Reproduce the listing exactly, with no pictures in your copy.

Dataset excerpts Start Marker

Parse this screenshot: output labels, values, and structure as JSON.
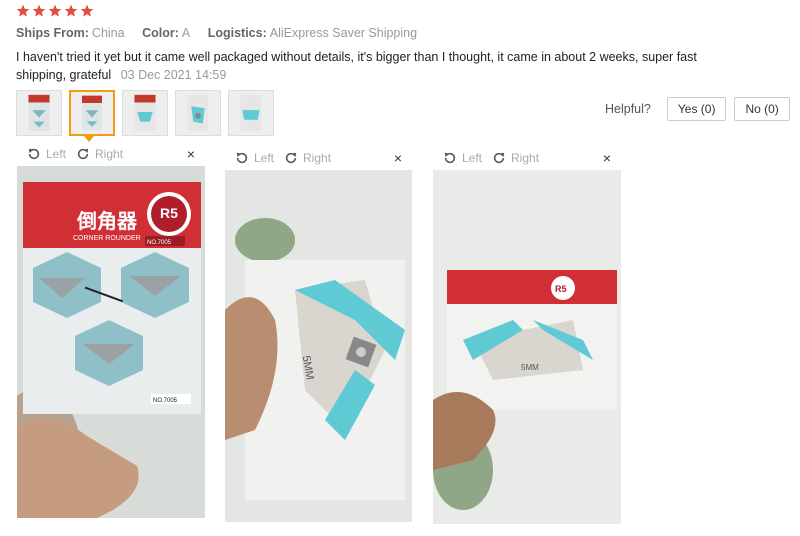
{
  "rating": {
    "stars": 5,
    "color": "#e74c3c"
  },
  "meta": {
    "ships_from_label": "Ships From:",
    "ships_from_value": "China",
    "color_label": "Color:",
    "color_value": "A",
    "logistics_label": "Logistics:",
    "logistics_value": "AliExpress Saver Shipping"
  },
  "review": {
    "text": "I haven't tried it yet but it came well packaged without details, it's bigger than I thought, it came in about 2 weeks, super fast shipping, grateful",
    "date": "03 Dec 2021 14:59"
  },
  "helpful": {
    "label": "Helpful?",
    "yes": "Yes (0)",
    "no": "No (0)"
  },
  "viewer": {
    "left": "Left",
    "right": "Right",
    "close": "×"
  },
  "package": {
    "brand_cn": "倒角器",
    "brand_en": "CORNER ROUNDER",
    "badge": "R5",
    "badge_sub": "5mm",
    "model": "NO.7005",
    "blade_label": "5MM"
  },
  "thumbnails": {
    "count": 5,
    "selected": 2
  }
}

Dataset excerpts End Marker

*Answer box*:
Parse this screenshot: output labels, values, and structure as JSON.
{
  "rating": {
    "stars": 5,
    "color": "#e74c3c"
  },
  "meta": {
    "ships_from_label": "Ships From:",
    "ships_from_value": "China",
    "color_label": "Color:",
    "color_value": "A",
    "logistics_label": "Logistics:",
    "logistics_value": "AliExpress Saver Shipping"
  },
  "review": {
    "text": "I haven't tried it yet but it came well packaged without details, it's bigger than I thought, it came in about 2 weeks, super fast shipping, grateful",
    "date": "03 Dec 2021 14:59"
  },
  "helpful": {
    "label": "Helpful?",
    "yes": "Yes (0)",
    "no": "No (0)"
  },
  "viewer": {
    "left": "Left",
    "right": "Right",
    "close": "×"
  },
  "package": {
    "brand_cn": "倒角器",
    "brand_en": "CORNER ROUNDER",
    "badge": "R5",
    "badge_sub": "5mm",
    "model": "NO.7005",
    "blade_label": "5MM"
  },
  "thumbnails": {
    "count": 5,
    "selected": 2
  }
}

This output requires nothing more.